• **EXERCISE DIRECTIONS**: Copy out the data in full, keeping each line exactly as it reads.

Items from an interface collection:
○ ○ ○ ○

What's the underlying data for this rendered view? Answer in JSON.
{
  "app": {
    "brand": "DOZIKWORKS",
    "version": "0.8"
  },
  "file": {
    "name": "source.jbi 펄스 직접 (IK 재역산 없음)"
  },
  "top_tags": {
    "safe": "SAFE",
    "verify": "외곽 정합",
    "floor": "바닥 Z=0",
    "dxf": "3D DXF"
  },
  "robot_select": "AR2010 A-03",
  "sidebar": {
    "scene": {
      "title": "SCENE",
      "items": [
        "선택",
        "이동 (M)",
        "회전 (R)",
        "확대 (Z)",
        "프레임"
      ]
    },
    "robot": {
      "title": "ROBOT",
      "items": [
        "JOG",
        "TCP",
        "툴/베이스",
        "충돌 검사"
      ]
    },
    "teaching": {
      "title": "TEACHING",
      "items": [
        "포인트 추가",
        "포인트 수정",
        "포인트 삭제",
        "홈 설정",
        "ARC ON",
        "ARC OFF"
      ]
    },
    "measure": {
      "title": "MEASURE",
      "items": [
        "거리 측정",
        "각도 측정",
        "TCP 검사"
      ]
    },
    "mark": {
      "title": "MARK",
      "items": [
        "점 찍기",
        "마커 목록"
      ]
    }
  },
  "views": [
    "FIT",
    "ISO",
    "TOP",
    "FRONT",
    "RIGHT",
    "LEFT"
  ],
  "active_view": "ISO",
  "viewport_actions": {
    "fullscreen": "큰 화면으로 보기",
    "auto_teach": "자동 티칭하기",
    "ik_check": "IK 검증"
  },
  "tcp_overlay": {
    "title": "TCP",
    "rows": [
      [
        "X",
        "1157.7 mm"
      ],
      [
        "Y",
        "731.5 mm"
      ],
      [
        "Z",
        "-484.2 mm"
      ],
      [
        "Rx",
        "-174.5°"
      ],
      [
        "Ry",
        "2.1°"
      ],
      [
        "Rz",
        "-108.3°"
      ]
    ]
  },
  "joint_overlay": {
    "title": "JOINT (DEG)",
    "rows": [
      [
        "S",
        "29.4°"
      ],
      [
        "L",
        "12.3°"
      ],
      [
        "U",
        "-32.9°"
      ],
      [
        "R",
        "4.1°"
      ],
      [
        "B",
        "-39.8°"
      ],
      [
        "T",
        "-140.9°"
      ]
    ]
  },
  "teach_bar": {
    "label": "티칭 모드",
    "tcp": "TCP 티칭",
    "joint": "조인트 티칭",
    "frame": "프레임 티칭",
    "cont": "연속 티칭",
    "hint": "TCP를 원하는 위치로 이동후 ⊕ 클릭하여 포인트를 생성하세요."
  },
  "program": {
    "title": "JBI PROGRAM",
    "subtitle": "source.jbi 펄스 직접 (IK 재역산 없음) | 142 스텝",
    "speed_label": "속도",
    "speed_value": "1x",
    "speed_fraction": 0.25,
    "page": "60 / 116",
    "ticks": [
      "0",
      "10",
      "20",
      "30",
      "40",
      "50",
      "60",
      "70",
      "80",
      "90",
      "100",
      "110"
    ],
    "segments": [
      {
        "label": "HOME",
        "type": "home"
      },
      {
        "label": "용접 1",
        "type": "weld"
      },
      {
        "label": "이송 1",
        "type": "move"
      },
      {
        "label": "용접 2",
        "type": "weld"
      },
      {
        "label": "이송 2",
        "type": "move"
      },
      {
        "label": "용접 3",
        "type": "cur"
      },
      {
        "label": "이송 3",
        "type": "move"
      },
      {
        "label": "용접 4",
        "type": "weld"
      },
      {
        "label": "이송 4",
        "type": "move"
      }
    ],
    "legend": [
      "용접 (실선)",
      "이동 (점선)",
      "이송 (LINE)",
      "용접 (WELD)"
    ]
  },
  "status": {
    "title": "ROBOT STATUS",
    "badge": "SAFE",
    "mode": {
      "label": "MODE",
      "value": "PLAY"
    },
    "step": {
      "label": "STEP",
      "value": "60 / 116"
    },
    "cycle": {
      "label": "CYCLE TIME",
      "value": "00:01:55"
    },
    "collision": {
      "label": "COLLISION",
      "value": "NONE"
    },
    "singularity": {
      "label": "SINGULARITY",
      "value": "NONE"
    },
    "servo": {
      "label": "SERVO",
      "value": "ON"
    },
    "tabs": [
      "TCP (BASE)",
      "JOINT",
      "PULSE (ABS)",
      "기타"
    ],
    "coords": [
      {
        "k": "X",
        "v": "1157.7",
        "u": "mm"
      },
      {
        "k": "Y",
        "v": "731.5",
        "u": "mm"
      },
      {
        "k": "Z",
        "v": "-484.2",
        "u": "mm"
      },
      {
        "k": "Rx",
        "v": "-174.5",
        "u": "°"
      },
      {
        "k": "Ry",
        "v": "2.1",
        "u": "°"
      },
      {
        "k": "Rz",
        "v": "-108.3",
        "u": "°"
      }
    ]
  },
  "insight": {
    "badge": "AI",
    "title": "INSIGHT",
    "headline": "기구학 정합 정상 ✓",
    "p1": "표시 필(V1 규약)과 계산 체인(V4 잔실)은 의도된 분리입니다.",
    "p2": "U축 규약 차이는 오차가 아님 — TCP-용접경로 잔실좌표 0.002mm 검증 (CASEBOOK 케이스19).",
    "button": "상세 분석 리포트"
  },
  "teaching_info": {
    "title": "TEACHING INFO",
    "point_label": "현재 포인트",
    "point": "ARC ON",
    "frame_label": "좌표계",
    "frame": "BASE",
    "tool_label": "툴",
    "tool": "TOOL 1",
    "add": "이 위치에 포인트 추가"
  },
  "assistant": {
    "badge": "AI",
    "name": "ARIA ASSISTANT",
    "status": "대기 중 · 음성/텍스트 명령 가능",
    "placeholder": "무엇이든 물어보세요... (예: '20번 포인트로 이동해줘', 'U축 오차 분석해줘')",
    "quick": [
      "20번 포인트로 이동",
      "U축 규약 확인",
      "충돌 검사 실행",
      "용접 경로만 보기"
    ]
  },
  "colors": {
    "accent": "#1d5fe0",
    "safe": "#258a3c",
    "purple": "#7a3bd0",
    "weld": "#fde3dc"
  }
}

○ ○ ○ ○

• **TASK RESULT**:
What's the underlying data for this rendered view? Answer in JSON.
{
  "app": {
    "brand": "DOZIKWORKS",
    "version": "0.8"
  },
  "file": {
    "name": "source.jbi 펄스 직접 (IK 재역산 없음)"
  },
  "top_tags": {
    "safe": "SAFE",
    "verify": "외곽 정합",
    "floor": "바닥 Z=0",
    "dxf": "3D DXF"
  },
  "robot_select": "AR2010 A-03",
  "sidebar": {
    "scene": {
      "title": "SCENE",
      "items": [
        "선택",
        "이동 (M)",
        "회전 (R)",
        "확대 (Z)",
        "프레임"
      ]
    },
    "robot": {
      "title": "ROBOT",
      "items": [
        "JOG",
        "TCP",
        "툴/베이스",
        "충돌 검사"
      ]
    },
    "teaching": {
      "title": "TEACHING",
      "items": [
        "포인트 추가",
        "포인트 수정",
        "포인트 삭제",
        "홈 설정",
        "ARC ON",
        "ARC OFF"
      ]
    },
    "measure": {
      "title": "MEASURE",
      "items": [
        "거리 측정",
        "각도 측정",
        "TCP 검사"
      ]
    },
    "mark": {
      "title": "MARK",
      "items": [
        "점 찍기",
        "마커 목록"
      ]
    }
  },
  "views": [
    "FIT",
    "ISO",
    "TOP",
    "FRONT",
    "RIGHT",
    "LEFT"
  ],
  "active_view": "ISO",
  "viewport_actions": {
    "fullscreen": "큰 화면으로 보기",
    "auto_teach": "자동 티칭하기",
    "ik_check": "IK 검증"
  },
  "tcp_overlay": {
    "title": "TCP",
    "rows": [
      [
        "X",
        "1157.7 mm"
      ],
      [
        "Y",
        "731.5 mm"
      ],
      [
        "Z",
        "-484.2 mm"
      ],
      [
        "Rx",
        "-174.5°"
      ],
      [
        "Ry",
        "2.1°"
      ],
      [
        "Rz",
        "-108.3°"
      ]
    ]
  },
  "joint_overlay": {
    "title": "JOINT (DEG)",
    "rows": [
      [
        "S",
        "29.4°"
      ],
      [
        "L",
        "12.3°"
      ],
      [
        "U",
        "-32.9°"
      ],
      [
        "R",
        "4.1°"
      ],
      [
        "B",
        "-39.8°"
      ],
      [
        "T",
        "-140.9°"
      ]
    ]
  },
  "teach_bar": {
    "label": "티칭 모드",
    "tcp": "TCP 티칭",
    "joint": "조인트 티칭",
    "frame": "프레임 티칭",
    "cont": "연속 티칭",
    "hint": "TCP를 원하는 위치로 이동후 ⊕ 클릭하여 포인트를 생성하세요."
  },
  "program": {
    "title": "JBI PROGRAM",
    "subtitle": "source.jbi 펄스 직접 (IK 재역산 없음) | 142 스텝",
    "speed_label": "속도",
    "speed_value": "1x",
    "speed_fraction": 0.25,
    "page": "60 / 116",
    "ticks": [
      "0",
      "10",
      "20",
      "30",
      "40",
      "50",
      "60",
      "70",
      "80",
      "90",
      "100",
      "110"
    ],
    "segments": [
      {
        "label": "HOME",
        "type": "home"
      },
      {
        "label": "용접 1",
        "type": "weld"
      },
      {
        "label": "이송 1",
        "type": "move"
      },
      {
        "label": "용접 2",
        "type": "weld"
      },
      {
        "label": "이송 2",
        "type": "move"
      },
      {
        "label": "용접 3",
        "type": "cur"
      },
      {
        "label": "이송 3",
        "type": "move"
      },
      {
        "label": "용접 4",
        "type": "weld"
      },
      {
        "label": "이송 4",
        "type": "move"
      }
    ],
    "legend": [
      "용접 (실선)",
      "이동 (점선)",
      "이송 (LINE)",
      "용접 (WELD)"
    ]
  },
  "status": {
    "title": "ROBOT STATUS",
    "badge": "SAFE",
    "mode": {
      "label": "MODE",
      "value": "PLAY"
    },
    "step": {
      "label": "STEP",
      "value": "60 / 116"
    },
    "cycle": {
      "label": "CYCLE TIME",
      "value": "00:01:55"
    },
    "collision": {
      "label": "COLLISION",
      "value": "NONE"
    },
    "singularity": {
      "label": "SINGULARITY",
      "value": "NONE"
    },
    "servo": {
      "label": "SERVO",
      "value": "ON"
    },
    "tabs": [
      "TCP (BASE)",
      "JOINT",
      "PULSE (ABS)",
      "기타"
    ],
    "coords": [
      {
        "k": "X",
        "v": "1157.7",
        "u": "mm"
      },
      {
        "k": "Y",
        "v": "731.5",
        "u": "mm"
      },
      {
        "k": "Z",
        "v": "-484.2",
        "u": "mm"
      },
      {
        "k": "Rx",
        "v": "-174.5",
        "u": "°"
      },
      {
        "k": "Ry",
        "v": "2.1",
        "u": "°"
      },
      {
        "k": "Rz",
        "v": "-108.3",
        "u": "°"
      }
    ]
  },
  "insight": {
    "badge": "AI",
    "title": "INSIGHT",
    "headline": "기구학 정합 정상 ✓",
    "p1": "표시 필(V1 규약)과 계산 체인(V4 잔실)은 의도된 분리입니다.",
    "p2": "U축 규약 차이는 오차가 아님 — TCP-용접경로 잔실좌표 0.002mm 검증 (CASEBOOK 케이스19).",
    "button": "상세 분석 리포트"
  },
  "teaching_info": {
    "title": "TEACHING INFO",
    "point_label": "현재 포인트",
    "point": "ARC ON",
    "frame_label": "좌표계",
    "frame": "BASE",
    "tool_label": "툴",
    "tool": "TOOL 1",
    "add": "이 위치에 포인트 추가"
  },
  "assistant": {
    "badge": "AI",
    "name": "ARIA ASSISTANT",
    "status": "대기 중 · 음성/텍스트 명령 가능",
    "placeholder": "무엇이든 물어보세요... (예: '20번 포인트로 이동해줘', 'U축 오차 분석해줘')",
    "quick": [
      "20번 포인트로 이동",
      "U축 규약 확인",
      "충돌 검사 실행",
      "용접 경로만 보기"
    ]
  },
  "colors": {
    "accent": "#1d5fe0",
    "safe": "#258a3c",
    "purple": "#7a3bd0",
    "weld": "#fde3dc"
  }
}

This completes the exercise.